The injection system 50 (FIG. 4), otherwise corresponding to FIG. 3b, has modified stroke-controlled injectors 51, each with a respective piezoelectrically controlled 3/2-way valve 52. The control chamber 53 of each injector 51, as a volume that is switched via the 3/2-way valve 52, is filled from the pressure line 16 with only one supply line or relieved via the leakage line 54. For an injection with the fuel pressure prevailing at the time in the pressure line 16, the control chamber 53, which is at this same pressure, is relieved as a result of an electrical current being supplied to the 3/2-way valve 52, and the injection takes place under stroke control.
In a fuel injection system 1 for an internal combustion engine, in which fuel can be injected at least at two different, high fuel pressures, via injectors 10, into the combustion chamber of the engine, having a central first pressure reservoir 6 for the higher fuel pressure and a central second pressure reservoir 7, supplied from the first pressure reservoir 6, in which by regulation of its fuel delivery, the lower fuel pressure is maintained, and having a valve unit for switchover between the higher and the lower fuel, the valve unit 12 for switchover between the higher and the lower fuel is provided locally for each injector 10. With this injection system, improved metering of the lower fuel pressure is possible.
The foregoing relates to preferred exemplary embodiments of the invention, it being understood that other variants and embodiments thereof are possible within the spirit and scope of the invention, the latter being defined by the appended claims.
1. In a fuel injection system ( 1; 30; 40; 50 ) for an internal combustion engine, in which fuel can be injected at at least two different, high fuel pressures, via injectors ( 10; 41; 51 ), into the combustion chamber of the engine,

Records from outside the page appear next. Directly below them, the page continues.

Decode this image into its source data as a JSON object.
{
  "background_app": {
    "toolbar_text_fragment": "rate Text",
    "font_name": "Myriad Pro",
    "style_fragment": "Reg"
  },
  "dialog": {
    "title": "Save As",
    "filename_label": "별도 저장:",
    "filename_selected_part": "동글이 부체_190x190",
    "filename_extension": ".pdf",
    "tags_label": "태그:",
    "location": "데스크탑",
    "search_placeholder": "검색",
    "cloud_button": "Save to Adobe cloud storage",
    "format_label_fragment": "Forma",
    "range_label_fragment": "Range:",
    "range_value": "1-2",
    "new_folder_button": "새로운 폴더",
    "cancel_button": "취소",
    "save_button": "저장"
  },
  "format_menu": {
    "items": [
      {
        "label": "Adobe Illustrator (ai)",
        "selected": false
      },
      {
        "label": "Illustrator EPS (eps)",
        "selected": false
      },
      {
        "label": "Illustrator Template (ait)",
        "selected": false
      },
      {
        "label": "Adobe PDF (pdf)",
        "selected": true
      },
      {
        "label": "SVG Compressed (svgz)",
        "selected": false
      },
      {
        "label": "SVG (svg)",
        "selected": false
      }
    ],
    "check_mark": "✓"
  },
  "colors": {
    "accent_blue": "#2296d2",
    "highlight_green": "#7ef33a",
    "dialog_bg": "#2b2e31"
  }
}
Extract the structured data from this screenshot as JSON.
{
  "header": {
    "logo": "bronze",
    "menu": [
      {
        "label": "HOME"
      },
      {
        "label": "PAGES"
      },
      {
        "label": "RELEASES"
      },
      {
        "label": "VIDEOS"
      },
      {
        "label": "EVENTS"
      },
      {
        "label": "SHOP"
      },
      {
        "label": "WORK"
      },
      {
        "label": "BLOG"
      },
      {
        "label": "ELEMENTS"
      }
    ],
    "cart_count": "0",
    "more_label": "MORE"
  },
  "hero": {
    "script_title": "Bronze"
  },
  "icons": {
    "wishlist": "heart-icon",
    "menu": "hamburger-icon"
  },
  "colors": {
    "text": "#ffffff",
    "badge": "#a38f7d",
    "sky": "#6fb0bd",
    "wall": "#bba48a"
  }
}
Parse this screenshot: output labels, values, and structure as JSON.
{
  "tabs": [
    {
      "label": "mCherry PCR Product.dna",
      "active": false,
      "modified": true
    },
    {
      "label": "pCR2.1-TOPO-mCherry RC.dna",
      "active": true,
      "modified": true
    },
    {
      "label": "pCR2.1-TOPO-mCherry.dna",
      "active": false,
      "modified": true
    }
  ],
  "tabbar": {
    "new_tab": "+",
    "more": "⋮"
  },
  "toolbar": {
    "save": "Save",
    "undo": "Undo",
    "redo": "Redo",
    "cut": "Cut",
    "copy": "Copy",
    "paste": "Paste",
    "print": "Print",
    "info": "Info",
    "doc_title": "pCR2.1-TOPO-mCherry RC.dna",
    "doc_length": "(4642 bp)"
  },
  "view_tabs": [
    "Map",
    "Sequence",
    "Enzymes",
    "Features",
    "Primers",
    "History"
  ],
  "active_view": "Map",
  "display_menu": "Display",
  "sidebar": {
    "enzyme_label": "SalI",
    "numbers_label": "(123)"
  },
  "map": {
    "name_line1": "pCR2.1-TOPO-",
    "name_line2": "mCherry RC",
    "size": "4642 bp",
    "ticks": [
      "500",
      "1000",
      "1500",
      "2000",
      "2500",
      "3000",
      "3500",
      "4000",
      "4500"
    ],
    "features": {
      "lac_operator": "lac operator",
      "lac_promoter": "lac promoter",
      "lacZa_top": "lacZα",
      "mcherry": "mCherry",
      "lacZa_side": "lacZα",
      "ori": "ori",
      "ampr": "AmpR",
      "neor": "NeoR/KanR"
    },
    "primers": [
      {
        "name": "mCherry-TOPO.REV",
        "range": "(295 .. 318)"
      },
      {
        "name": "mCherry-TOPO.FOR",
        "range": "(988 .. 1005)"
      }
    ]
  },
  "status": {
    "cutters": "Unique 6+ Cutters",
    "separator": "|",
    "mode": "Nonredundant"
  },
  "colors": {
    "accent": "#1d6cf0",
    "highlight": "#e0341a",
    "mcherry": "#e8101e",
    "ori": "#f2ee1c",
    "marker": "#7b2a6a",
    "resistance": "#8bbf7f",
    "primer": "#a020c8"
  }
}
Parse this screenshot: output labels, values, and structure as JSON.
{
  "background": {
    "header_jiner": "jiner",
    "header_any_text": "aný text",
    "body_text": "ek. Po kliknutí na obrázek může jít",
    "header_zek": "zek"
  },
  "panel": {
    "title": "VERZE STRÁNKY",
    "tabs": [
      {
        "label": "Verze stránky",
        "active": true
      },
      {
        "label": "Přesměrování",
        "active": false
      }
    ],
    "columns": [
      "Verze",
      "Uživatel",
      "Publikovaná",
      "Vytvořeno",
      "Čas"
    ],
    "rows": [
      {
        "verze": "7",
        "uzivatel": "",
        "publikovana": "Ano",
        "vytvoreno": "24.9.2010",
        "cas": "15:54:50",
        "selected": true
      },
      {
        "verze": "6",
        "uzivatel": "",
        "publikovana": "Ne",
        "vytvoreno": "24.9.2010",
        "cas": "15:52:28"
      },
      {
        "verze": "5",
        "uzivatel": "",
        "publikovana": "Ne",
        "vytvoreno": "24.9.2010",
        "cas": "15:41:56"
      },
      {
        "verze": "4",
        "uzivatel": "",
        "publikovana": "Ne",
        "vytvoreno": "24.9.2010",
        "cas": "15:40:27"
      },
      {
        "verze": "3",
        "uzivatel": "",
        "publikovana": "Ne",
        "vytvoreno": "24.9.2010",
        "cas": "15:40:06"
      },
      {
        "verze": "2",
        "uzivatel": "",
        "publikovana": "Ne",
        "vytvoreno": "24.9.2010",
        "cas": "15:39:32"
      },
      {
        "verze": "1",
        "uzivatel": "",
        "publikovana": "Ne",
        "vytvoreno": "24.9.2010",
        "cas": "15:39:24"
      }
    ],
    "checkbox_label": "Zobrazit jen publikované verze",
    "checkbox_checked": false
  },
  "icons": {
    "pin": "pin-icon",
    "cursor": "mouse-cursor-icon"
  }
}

- having a central pressure reservoir ( 6 ) for the higher fuel pressure and a central second pressure reservoir ( 7 ), supplied from the first pressure reservoir ( 6 ), in which by regulation of its fuel delivery, the lower fuel pressure is maintained, and having a valve unit for switchover between the higher and lower fuel,
- the improvement wherein;
- the valve unit ( 12; 33 ) for switchover between the higher and lower fuel pressure is provided locally for each injector ( 10; 41; 51 ),
- with the local valve unit ( 33 ) having a 3/2 way valve ( 34 ) as a switch element between the higher and lower fuel pressures,
- and wherein by means of the valve unit ( 12; 33 ) the nozzle chamber ( 17 ) and the control chamber ( 44 ) can be acted upon in common with either the low or the high fuel pressure.
2. The fuel injection system of claim 1, wherein the injectors ( 10 ) are embodied for pressure control.
3. The fuel injection system of claim 1, wherein the injectors ( 41, 51 ) are embodied for stroke control.
Filed: Jun 4, 2001
Date of Patent: Feb 18, 2003
Assignee: Robert Bosch GmbH (Stuttgart)
Inventors: Bernd Mahr (Plochingen), Martin Kropp (Korntal-Muenchingen), Hans-Christoph Magel (Pfullingen), Wolfgang Otterbach (Stuttgart)
Primary Examiner: Tony M. Argenbright
Attorney, Agent or Law Firm: Ronald E. Greigg
Application Number: 09/830,014
International Classification: F02M/6302;